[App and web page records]
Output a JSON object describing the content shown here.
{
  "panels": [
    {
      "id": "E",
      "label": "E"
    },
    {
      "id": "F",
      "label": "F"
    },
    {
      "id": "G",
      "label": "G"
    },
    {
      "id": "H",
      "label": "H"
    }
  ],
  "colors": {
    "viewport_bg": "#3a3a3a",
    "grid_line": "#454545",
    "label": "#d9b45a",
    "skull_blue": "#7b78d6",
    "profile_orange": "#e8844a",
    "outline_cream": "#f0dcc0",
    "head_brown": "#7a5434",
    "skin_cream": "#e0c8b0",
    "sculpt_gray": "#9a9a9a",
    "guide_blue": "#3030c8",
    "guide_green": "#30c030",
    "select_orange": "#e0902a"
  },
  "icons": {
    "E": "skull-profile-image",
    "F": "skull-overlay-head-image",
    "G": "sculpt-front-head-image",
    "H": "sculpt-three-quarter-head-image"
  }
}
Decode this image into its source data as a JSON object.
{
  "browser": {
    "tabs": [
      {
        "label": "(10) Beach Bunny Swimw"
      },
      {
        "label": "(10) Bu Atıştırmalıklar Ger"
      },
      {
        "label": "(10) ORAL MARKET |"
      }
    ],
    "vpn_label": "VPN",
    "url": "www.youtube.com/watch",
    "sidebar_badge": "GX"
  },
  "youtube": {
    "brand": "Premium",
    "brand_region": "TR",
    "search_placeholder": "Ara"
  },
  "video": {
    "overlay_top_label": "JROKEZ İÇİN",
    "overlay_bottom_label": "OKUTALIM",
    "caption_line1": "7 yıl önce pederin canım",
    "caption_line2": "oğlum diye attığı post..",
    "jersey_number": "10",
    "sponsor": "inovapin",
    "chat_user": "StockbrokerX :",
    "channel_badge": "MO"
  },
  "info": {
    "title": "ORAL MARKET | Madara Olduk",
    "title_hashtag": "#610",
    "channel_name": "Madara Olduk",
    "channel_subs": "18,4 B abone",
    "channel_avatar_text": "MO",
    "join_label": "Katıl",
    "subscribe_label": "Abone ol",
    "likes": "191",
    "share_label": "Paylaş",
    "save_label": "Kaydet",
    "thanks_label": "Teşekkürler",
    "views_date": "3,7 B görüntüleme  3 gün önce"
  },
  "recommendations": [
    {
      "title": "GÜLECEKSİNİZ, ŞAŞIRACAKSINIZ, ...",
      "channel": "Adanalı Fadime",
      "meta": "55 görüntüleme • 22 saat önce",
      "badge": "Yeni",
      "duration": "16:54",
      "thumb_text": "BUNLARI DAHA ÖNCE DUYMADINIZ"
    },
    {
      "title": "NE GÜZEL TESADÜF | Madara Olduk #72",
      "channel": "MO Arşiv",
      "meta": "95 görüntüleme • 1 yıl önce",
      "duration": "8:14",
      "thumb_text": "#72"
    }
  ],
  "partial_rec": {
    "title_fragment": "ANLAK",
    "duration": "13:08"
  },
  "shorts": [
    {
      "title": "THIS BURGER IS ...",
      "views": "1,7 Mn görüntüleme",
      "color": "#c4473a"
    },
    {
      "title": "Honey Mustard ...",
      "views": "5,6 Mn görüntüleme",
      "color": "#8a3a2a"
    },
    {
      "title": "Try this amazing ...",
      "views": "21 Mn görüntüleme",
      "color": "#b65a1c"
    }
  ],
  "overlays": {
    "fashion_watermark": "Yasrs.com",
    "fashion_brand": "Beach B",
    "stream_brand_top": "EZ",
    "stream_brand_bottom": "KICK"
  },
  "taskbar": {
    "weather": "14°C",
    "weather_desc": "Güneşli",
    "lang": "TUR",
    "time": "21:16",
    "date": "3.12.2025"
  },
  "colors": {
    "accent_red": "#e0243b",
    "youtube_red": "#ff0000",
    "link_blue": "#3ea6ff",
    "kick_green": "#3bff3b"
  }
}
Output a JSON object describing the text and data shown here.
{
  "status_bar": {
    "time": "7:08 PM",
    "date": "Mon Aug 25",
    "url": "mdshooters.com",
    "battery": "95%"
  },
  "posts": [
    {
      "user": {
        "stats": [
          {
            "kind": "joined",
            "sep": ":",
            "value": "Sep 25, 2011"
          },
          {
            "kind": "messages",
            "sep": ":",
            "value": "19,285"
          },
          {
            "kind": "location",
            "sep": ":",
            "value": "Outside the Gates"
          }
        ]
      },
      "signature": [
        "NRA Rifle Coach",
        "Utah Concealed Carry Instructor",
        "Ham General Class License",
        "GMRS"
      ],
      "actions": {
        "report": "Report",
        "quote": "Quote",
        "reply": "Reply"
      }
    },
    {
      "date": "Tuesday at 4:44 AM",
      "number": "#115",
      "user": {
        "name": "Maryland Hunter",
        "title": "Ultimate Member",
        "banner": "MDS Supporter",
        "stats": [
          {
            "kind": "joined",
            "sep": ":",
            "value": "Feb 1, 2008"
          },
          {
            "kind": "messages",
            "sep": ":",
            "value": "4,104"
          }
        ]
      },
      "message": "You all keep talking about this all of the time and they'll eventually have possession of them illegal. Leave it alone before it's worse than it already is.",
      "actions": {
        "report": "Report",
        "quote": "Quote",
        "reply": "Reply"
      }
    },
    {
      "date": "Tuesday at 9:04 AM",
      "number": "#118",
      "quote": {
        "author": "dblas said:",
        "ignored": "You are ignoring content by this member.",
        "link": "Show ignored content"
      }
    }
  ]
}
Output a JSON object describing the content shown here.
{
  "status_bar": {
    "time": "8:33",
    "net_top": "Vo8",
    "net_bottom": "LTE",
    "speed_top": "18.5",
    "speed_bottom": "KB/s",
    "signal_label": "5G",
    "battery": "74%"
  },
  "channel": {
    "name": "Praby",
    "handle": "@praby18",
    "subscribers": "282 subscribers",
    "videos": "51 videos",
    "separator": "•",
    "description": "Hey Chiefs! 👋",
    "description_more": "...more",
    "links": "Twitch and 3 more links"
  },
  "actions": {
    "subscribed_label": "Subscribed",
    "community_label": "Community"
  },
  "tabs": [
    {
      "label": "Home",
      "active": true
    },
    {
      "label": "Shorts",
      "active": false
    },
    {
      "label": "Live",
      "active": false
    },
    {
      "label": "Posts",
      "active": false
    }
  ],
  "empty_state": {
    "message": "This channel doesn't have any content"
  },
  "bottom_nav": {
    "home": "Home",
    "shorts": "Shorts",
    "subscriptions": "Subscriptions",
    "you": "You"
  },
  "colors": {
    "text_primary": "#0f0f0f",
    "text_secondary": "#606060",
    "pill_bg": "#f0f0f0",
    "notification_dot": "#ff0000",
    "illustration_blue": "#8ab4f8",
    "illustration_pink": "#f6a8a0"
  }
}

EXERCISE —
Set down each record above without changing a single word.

WRITTEN RESPONSE —
Output a JSON object describing the content shown here.
{
  "panels": [
    {
      "id": "E",
      "label": "E"
    },
    {
      "id": "F",
      "label": "F"
    },
    {
      "id": "G",
      "label": "G"
    },
    {
      "id": "H",
      "label": "H"
    }
  ],
  "colors": {
    "viewport_bg": "#3a3a3a",
    "grid_line": "#454545",
    "label": "#d9b45a",
    "skull_blue": "#7b78d6",
    "profile_orange": "#e8844a",
    "outline_cream": "#f0dcc0",
    "head_brown": "#7a5434",
    "skin_cream": "#e0c8b0",
    "sculpt_gray": "#9a9a9a",
    "guide_blue": "#3030c8",
    "guide_green": "#30c030",
    "select_orange": "#e0902a"
  },
  "icons": {
    "E": "skull-profile-image",
    "F": "skull-overlay-head-image",
    "G": "sculpt-front-head-image",
    "H": "sculpt-three-quarter-head-image"
  }
}
Decode this image into its source data as a JSON object.
{
  "browser": {
    "tabs": [
      {
        "label": "(10) Beach Bunny Swimw"
      },
      {
        "label": "(10) Bu Atıştırmalıklar Ger"
      },
      {
        "label": "(10) ORAL MARKET |"
      }
    ],
    "vpn_label": "VPN",
    "url": "www.youtube.com/watch",
    "sidebar_badge": "GX"
  },
  "youtube": {
    "brand": "Premium",
    "brand_region": "TR",
    "search_placeholder": "Ara"
  },
  "video": {
    "overlay_top_label": "JROKEZ İÇİN",
    "overlay_bottom_label": "OKUTALIM",
    "caption_line1": "7 yıl önce pederin canım",
    "caption_line2": "oğlum diye attığı post..",
    "jersey_number": "10",
    "sponsor": "inovapin",
    "chat_user": "StockbrokerX :",
    "channel_badge": "MO"
  },
  "info": {
    "title": "ORAL MARKET | Madara Olduk",
    "title_hashtag": "#610",
    "channel_name": "Madara Olduk",
    "channel_subs": "18,4 B abone",
    "channel_avatar_text": "MO",
    "join_label": "Katıl",
    "subscribe_label": "Abone ol",
    "likes": "191",
    "share_label": "Paylaş",
    "save_label": "Kaydet",
    "thanks_label": "Teşekkürler",
    "views_date": "3,7 B görüntüleme  3 gün önce"
  },
  "recommendations": [
    {
      "title": "GÜLECEKSİNİZ, ŞAŞIRACAKSINIZ, ...",
      "channel": "Adanalı Fadime",
      "meta": "55 görüntüleme • 22 saat önce",
      "badge": "Yeni",
      "duration": "16:54",
      "thumb_text": "BUNLARI DAHA ÖNCE DUYMADINIZ"
    },
    {
      "title": "NE GÜZEL TESADÜF | Madara Olduk #72",
      "channel": "MO Arşiv",
      "meta": "95 görüntüleme • 1 yıl önce",
      "duration": "8:14",
      "thumb_text": "#72"
    }
  ],
  "partial_rec": {
    "title_fragment": "ANLAK",
    "duration": "13:08"
  },
  "shorts": [
    {
      "title": "THIS BURGER IS ...",
      "views": "1,7 Mn görüntüleme",
      "color": "#c4473a"
    },
    {
      "title": "Honey Mustard ...",
      "views": "5,6 Mn görüntüleme",
      "color": "#8a3a2a"
    },
    {
      "title": "Try this amazing ...",
      "views": "21 Mn görüntüleme",
      "color": "#b65a1c"
    }
  ],
  "overlays": {
    "fashion_watermark": "Yasrs.com",
    "fashion_brand": "Beach B",
    "stream_brand_top": "EZ",
    "stream_brand_bottom": "KICK"
  },
  "taskbar": {
    "weather": "14°C",
    "weather_desc": "Güneşli",
    "lang": "TUR",
    "time": "21:16",
    "date": "3.12.2025"
  },
  "colors": {
    "accent_red": "#e0243b",
    "youtube_red": "#ff0000",
    "link_blue": "#3ea6ff",
    "kick_green": "#3bff3b"
  }
}
Output a JSON object describing the text and data shown here.
{
  "status_bar": {
    "time": "7:08 PM",
    "date": "Mon Aug 25",
    "url": "mdshooters.com",
    "battery": "95%"
  },
  "posts": [
    {
      "user": {
        "stats": [
          {
            "kind": "joined",
            "sep": ":",
            "value": "Sep 25, 2011"
          },
          {
            "kind": "messages",
            "sep": ":",
            "value": "19,285"
          },
          {
            "kind": "location",
            "sep": ":",
            "value": "Outside the Gates"
          }
        ]
      },
      "signature": [
        "NRA Rifle Coach",
        "Utah Concealed Carry Instructor",
        "Ham General Class License",
        "GMRS"
      ],
      "actions": {
        "report": "Report",
        "quote": "Quote",
        "reply": "Reply"
      }
    },
    {
      "date": "Tuesday at 4:44 AM",
      "number": "#115",
      "user": {
        "name": "Maryland Hunter",
        "title": "Ultimate Member",
        "banner": "MDS Supporter",
        "stats": [
          {
            "kind": "joined",
            "sep": ":",
            "value": "Feb 1, 2008"
          },
          {
            "kind": "messages",
            "sep": ":",
            "value": "4,104"
          }
        ]
      },
      "message": "You all keep talking about this all of the time and they'll eventually have possession of them illegal. Leave it alone before it's worse than it already is.",
      "actions": {
        "report": "Report",
        "quote": "Quote",
        "reply": "Reply"
      }
    },
    {
      "date": "Tuesday at 9:04 AM",
      "number": "#118",
      "quote": {
        "author": "dblas said:",
        "ignored": "You are ignoring content by this member.",
        "link": "Show ignored content"
      }
    }
  ]
}
Output a JSON object describing the content shown here.
{
  "status_bar": {
    "time": "8:33",
    "net_top": "Vo8",
    "net_bottom": "LTE",
    "speed_top": "18.5",
    "speed_bottom": "KB/s",
    "signal_label": "5G",
    "battery": "74%"
  },
  "channel": {
    "name": "Praby",
    "handle": "@praby18",
    "subscribers": "282 subscribers",
    "videos": "51 videos",
    "separator": "•",
    "description": "Hey Chiefs! 👋",
    "description_more": "...more",
    "links": "Twitch and 3 more links"
  },
  "actions": {
    "subscribed_label": "Subscribed",
    "community_label": "Community"
  },
  "tabs": [
    {
      "label": "Home",
      "active": true
    },
    {
      "label": "Shorts",
      "active": false
    },
    {
      "label": "Live",
      "active": false
    },
    {
      "label": "Posts",
      "active": false
    }
  ],
  "empty_state": {
    "message": "This channel doesn't have any content"
  },
  "bottom_nav": {
    "home": "Home",
    "shorts": "Shorts",
    "subscriptions": "Subscriptions",
    "you": "You"
  },
  "colors": {
    "text_primary": "#0f0f0f",
    "text_secondary": "#606060",
    "pill_bg": "#f0f0f0",
    "notification_dot": "#ff0000",
    "illustration_blue": "#8ab4f8",
    "illustration_pink": "#f6a8a0"
  }
}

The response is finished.